By the end of 2021, USAID Advancing Nutrition began fully implementing activities in Uganda. Known as hidden hunger, micronutrient deficiencies (lack of intake, absorption, or use of vitamins or minerals) are widespread among children and women of reproductive age in Uganda. Food fortification is one of the cost-effective high-impact strategies adopted by the government of Uganda to reduce micronutrient deficiencies and combat malnutrition.
USAID Advancing Nutrition began working in Uganda in June 2021 to support the government to strengthen compliance with food fortification standards, as well as enforcement and monitoring related to the country’s fortified food products—maize flour, wheat flour, and edible oil. Working collaboratively with key stakeholders from the government, including the multi-sectoral National Food Fortification Working Group; civil society; and non-governmental implementing partners, we aim to—
- increase the capacity of the public sector to enforce food fortification standards and regulations
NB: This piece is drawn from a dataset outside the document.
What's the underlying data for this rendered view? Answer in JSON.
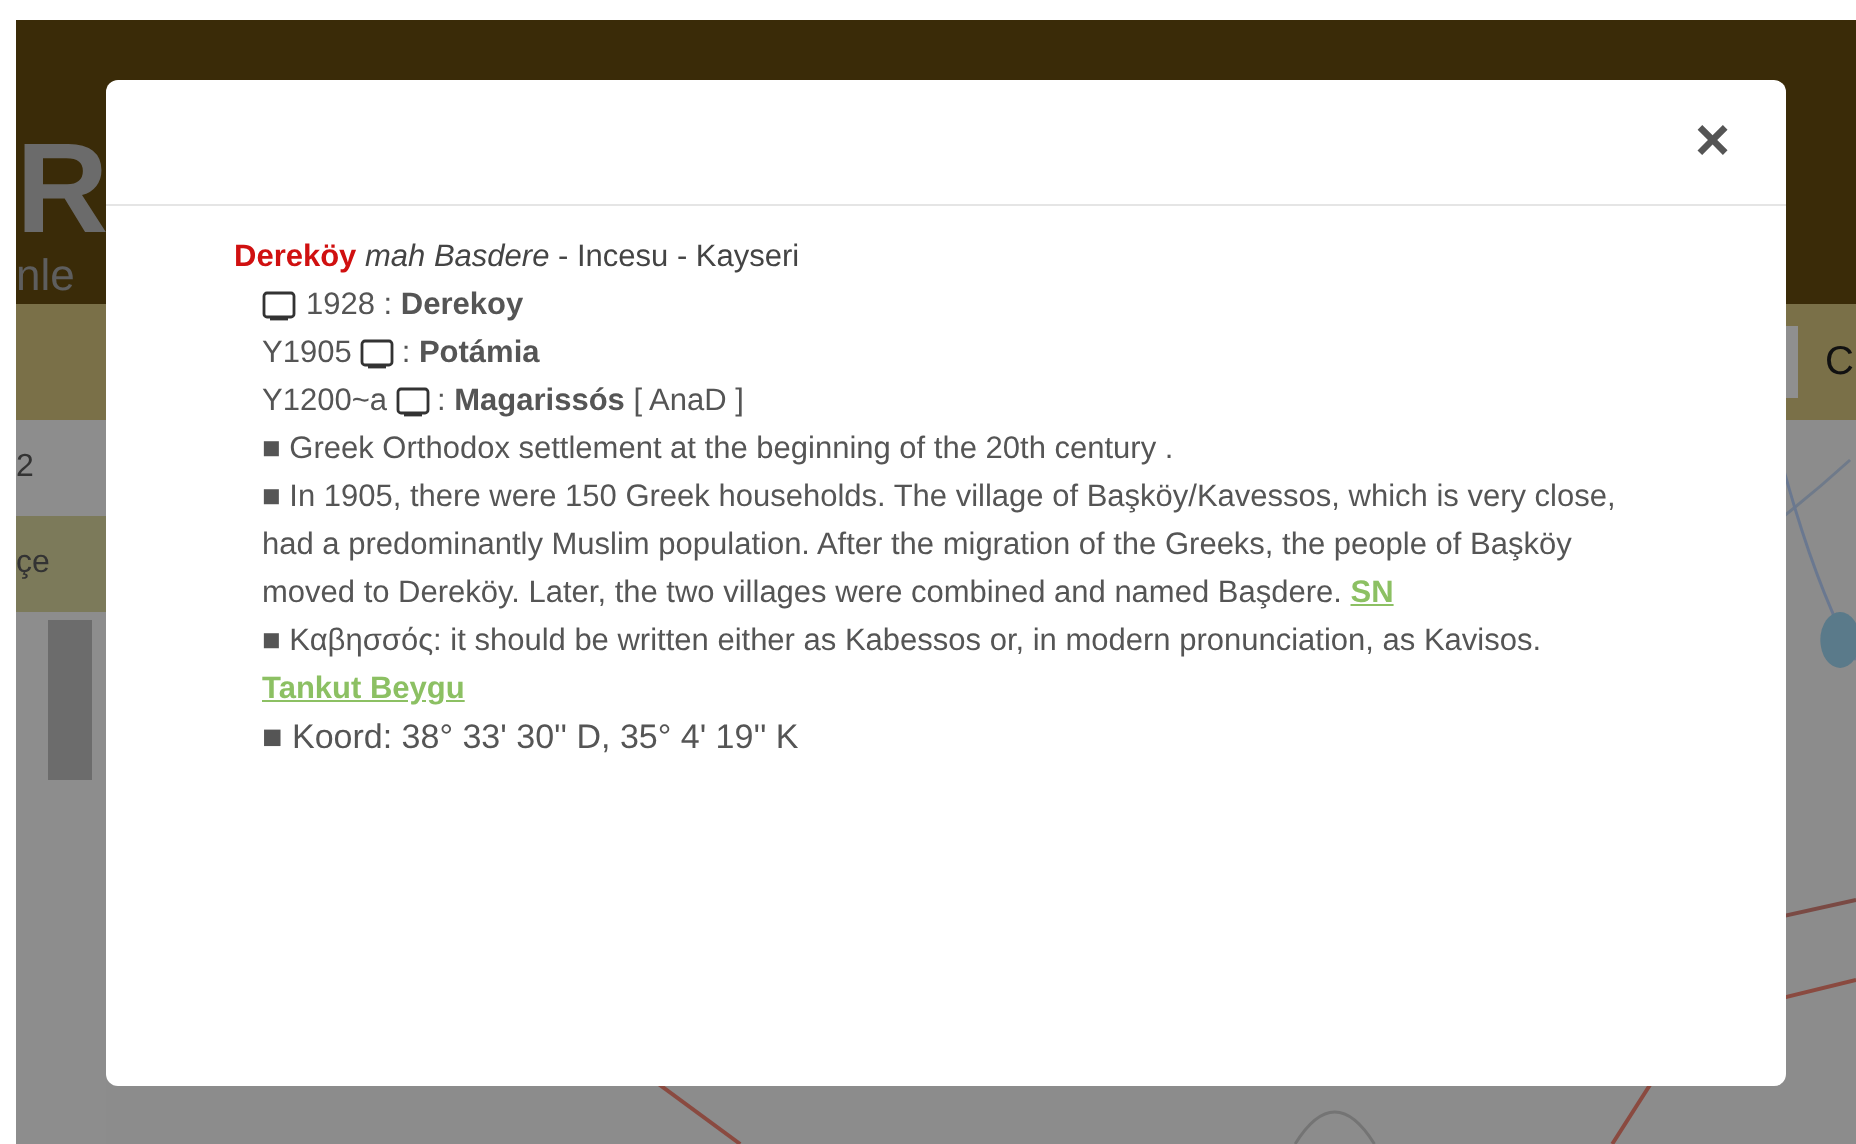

- increase the capacity of the private sector to comply with food fortification standards
- strengthen partnerships and stakeholder coordination in food fortification to ensure sustainability and promote multi-sectoral collaboration
- promote increased consumption of fortified food by advocating and raising awareness among policy makers and processors, as well as consumers.
Country profiles visualize country-level data, policies, and programs to three years to help improve both nutrition and ECD outcomes.